“Some people are moving to formats that can be graded on Gradescope or bCourses through automated grading; some people are moving to formats that might still be essay or short answer, but can be graded more quickly by the professor alone,” Smart said. “There’s a huge range of adaptations for assignments.”
Campus associate professor of English Maura Nolan is using “contract grading,” a system she said is more efficient than traditional grading. Essentially, students are given a contract that explains what they must do to obtain a certain grade; the professor then reads the essay or exam and assesses whether the student has successfully completed the assigned tasks.
The senate and Center for Teaching & Learning have produced an overwhelming amount of resources and guidance for faculty and instructors coping with institutional disruption, according to Nolan.
However, she noted that information is not always properly relayed to students.
“One of the most difficult and challenging aspects of the strike has been managing the rumor mill,” Nolan said in an email. “Students are being bombarded with contradictory and often false information about how grades will work, and it is no wonder that so many feel incredibly stressed and anxious.”
Nolan added that professors will deal with grading in their own ways and outside sources may not be reliable in regards to course proceedings.
Smart emphasized the importance of communicating messages to students.
“Every message I’ve seen or written says in some part that it’s extremely important to communicate your expectations clearly,” Smart said. “If you’re making changes, communicate them clearly and quickly.”
A guide from the Center for Teaching & Learning noted it is pertinent that students are updated despite the fact that certainty is not entirely possible at the moment, according to Smart.
However, some students don’t believe this communication is being upheld.
“We are not very informed,” said a Statistics 134 student, who requested anonymity out of fear of retaliation, in an email. “Most professors are not giving out formal announcements yet because they do not know themselves what is going on.”
The student said students lack communication and academic support in their classes. When asked, professors say they are unsure about the plans for the future of classes because no one knows what the length or the outcome of the strike will be, they alleged.
Students in Statistics 134 allegedly had a take-home midterm scheduled right after the strike began, which resulted in “absolutely no preparation sections” for the midterm, the student noted. They added that due to the absence of academic workers to grade for a class of more than 200 people, the professor announced students would be grading their own midterms.

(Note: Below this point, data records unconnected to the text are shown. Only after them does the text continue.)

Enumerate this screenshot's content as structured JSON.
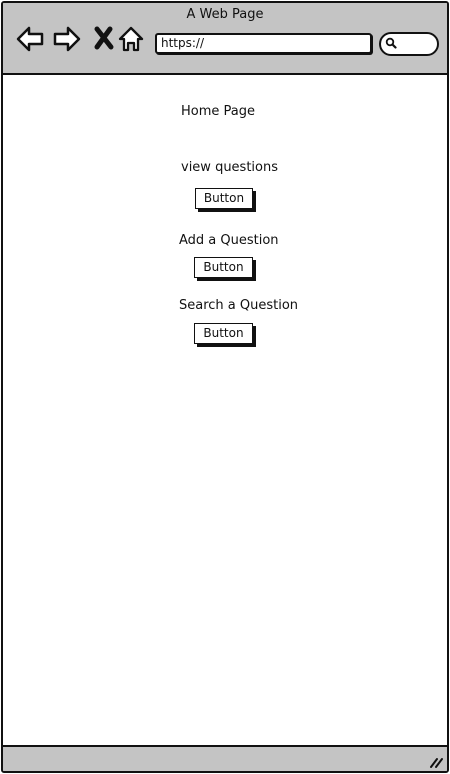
{
  "window": {
    "title": "A Web Page"
  },
  "toolbar": {
    "back_icon": "back-arrow-icon",
    "forward_icon": "forward-arrow-icon",
    "stop_icon": "close-x-icon",
    "home_icon": "home-icon",
    "url_value": "https://",
    "search_icon": "search-icon"
  },
  "main": {
    "heading": "Home Page",
    "sections": [
      {
        "label": "view questions",
        "button_label": "Button"
      },
      {
        "label": "Add a Question",
        "button_label": "Button"
      },
      {
        "label": "Search a Question",
        "button_label": "Button"
      }
    ]
  },
  "statusbar": {
    "grip_icon": "resize-grip-icon"
  }
}
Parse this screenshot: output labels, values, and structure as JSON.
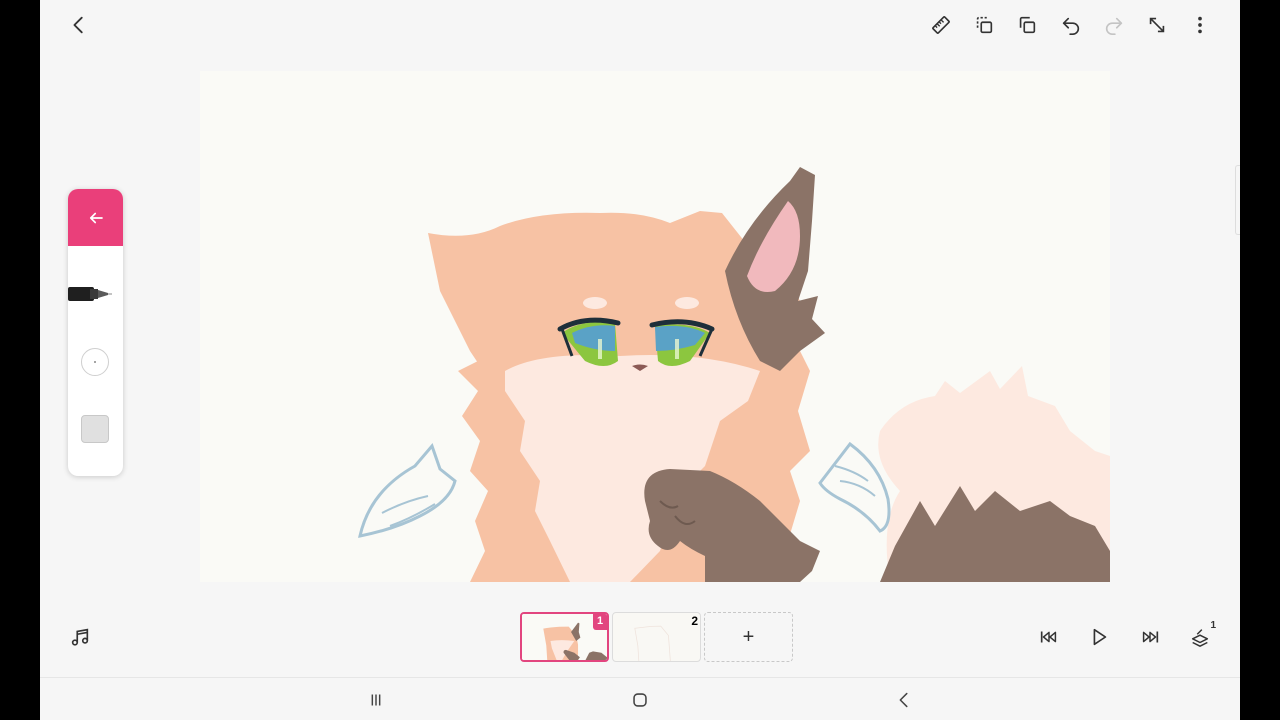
{
  "toolbar": {
    "icons": [
      "back-icon",
      "ruler-icon",
      "layer-copy-icon",
      "duplicate-icon",
      "undo-icon",
      "redo-icon",
      "fullscreen-icon",
      "more-icon"
    ]
  },
  "tool_panel": {
    "active_tool": "pen",
    "accent_color": "#ea3f7a",
    "selected_color": "#e0e0e0"
  },
  "timeline": {
    "frames": [
      {
        "number": "1",
        "selected": true
      },
      {
        "number": "2",
        "selected": false
      }
    ],
    "add_label": "+"
  },
  "playback": {
    "icons": [
      "music-icon",
      "skip-to-start-icon",
      "play-icon",
      "skip-to-end-icon",
      "onion-skin-icon"
    ],
    "onion_skin_count": "1"
  },
  "colors": {
    "fur_orange": "#f7c2a4",
    "fur_cream": "#fde9e0",
    "fur_brown": "#8b7367",
    "eye_green": "#8cc63f",
    "eye_blue": "#5aa2c6",
    "wing_outline": "#a7c4d4"
  }
}
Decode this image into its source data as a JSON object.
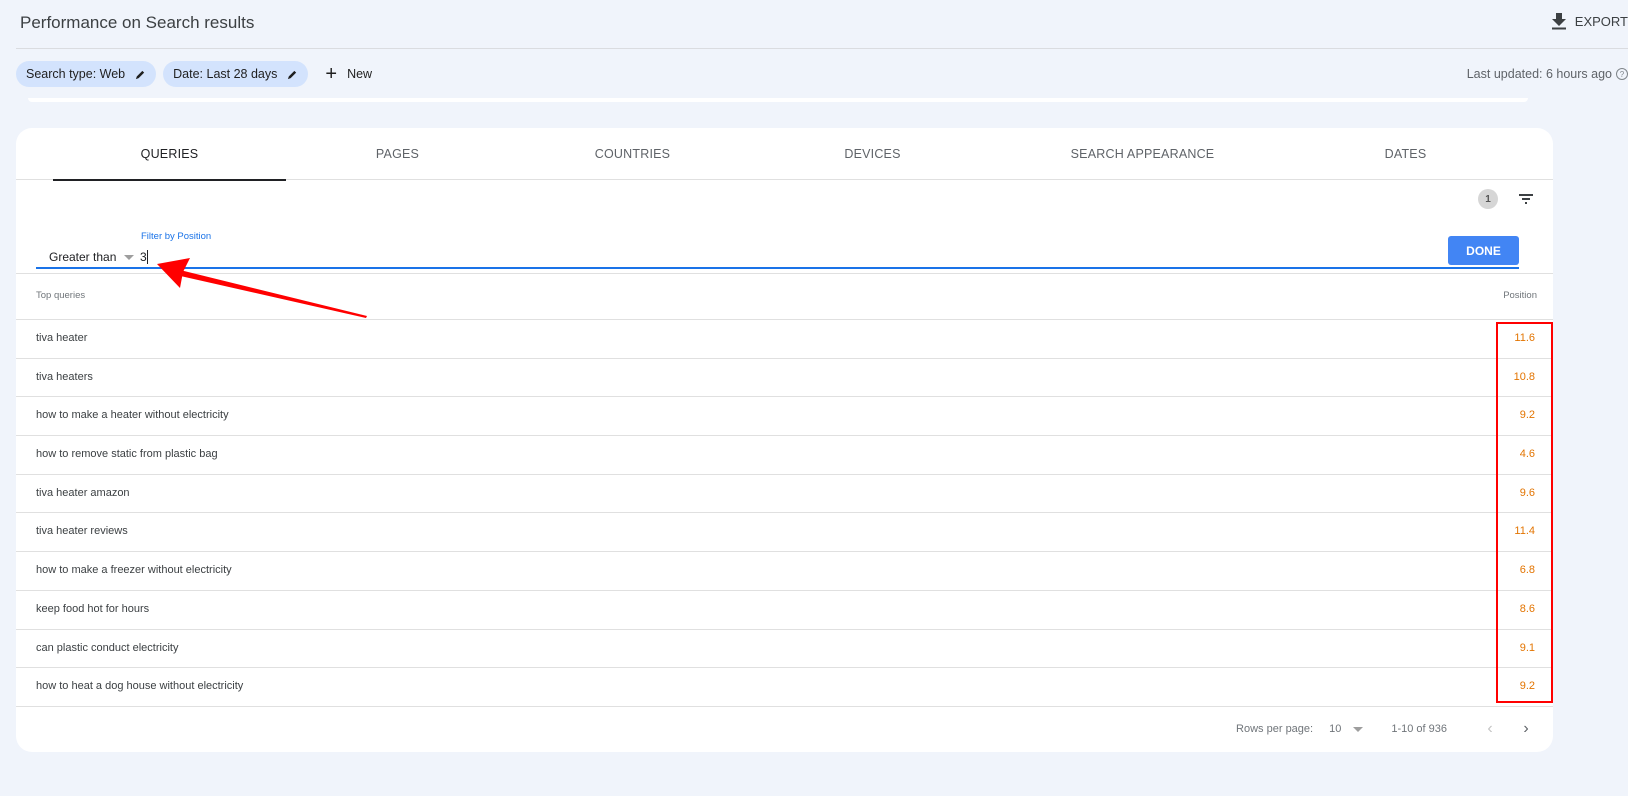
{
  "header": {
    "title": "Performance on Search results",
    "export_label": "EXPORT",
    "last_updated": "Last updated: 6 hours ago"
  },
  "filters": {
    "chips": [
      {
        "label": "Search type: Web"
      },
      {
        "label": "Date: Last 28 days"
      }
    ],
    "new_label": "New"
  },
  "tabs": [
    {
      "label": "QUERIES",
      "active": true
    },
    {
      "label": "PAGES",
      "active": false
    },
    {
      "label": "COUNTRIES",
      "active": false
    },
    {
      "label": "DEVICES",
      "active": false
    },
    {
      "label": "SEARCH APPEARANCE",
      "active": false
    },
    {
      "label": "DATES",
      "active": false
    }
  ],
  "table_filter": {
    "active_count": "1",
    "field_label": "Filter by Position",
    "operator": "Greater than",
    "value": "3",
    "done_label": "DONE"
  },
  "table": {
    "columns": {
      "query": "Top queries",
      "position": "Position"
    },
    "rows": [
      {
        "query": "tiva heater",
        "position": "11.6"
      },
      {
        "query": "tiva heaters",
        "position": "10.8"
      },
      {
        "query": "how to make a heater without electricity",
        "position": "9.2"
      },
      {
        "query": "how to remove static from plastic bag",
        "position": "4.6"
      },
      {
        "query": "tiva heater amazon",
        "position": "9.6"
      },
      {
        "query": "tiva heater reviews",
        "position": "11.4"
      },
      {
        "query": "how to make a freezer without electricity",
        "position": "6.8"
      },
      {
        "query": "keep food hot for hours",
        "position": "8.6"
      },
      {
        "query": "can plastic conduct electricity",
        "position": "9.1"
      },
      {
        "query": "how to heat a dog house without electricity",
        "position": "9.2"
      }
    ]
  },
  "pagination": {
    "rows_per_page_label": "Rows per page:",
    "rows_per_page": "10",
    "range": "1-10 of 936"
  },
  "colors": {
    "accent": "#1a73e8",
    "done_button": "#4285f4",
    "position_value": "#e37400",
    "annotation": "#ff0000",
    "chip": "#d3e3fd"
  }
}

“Most people feel very anxious and depressed because we don’t know what to expect or how to study for finals, let alone the fact that there’s no support such as discussion or OH,” the student said in an email. “We have no opportunity to ask questions and are pretty much self-learning the material.”
Smart will respond to these concerns with a new message she will send to faculty tomorrow with the Vice Provost for Undergraduate Education.
The message will contain extensive advice and information on how to conduct exams, according to Smart. While this message goes out every year, it will be more “involved and complete” this year, she added.
“We suggest that instructors convey clear information about what materials students are expected to master for exams, and that (they) take care to design exams that test only on material that (they) have been able to teach thoroughly this semester,” Smart said. “That’s sort of a new piece that instructors haven’t been told quite as clearly as before.”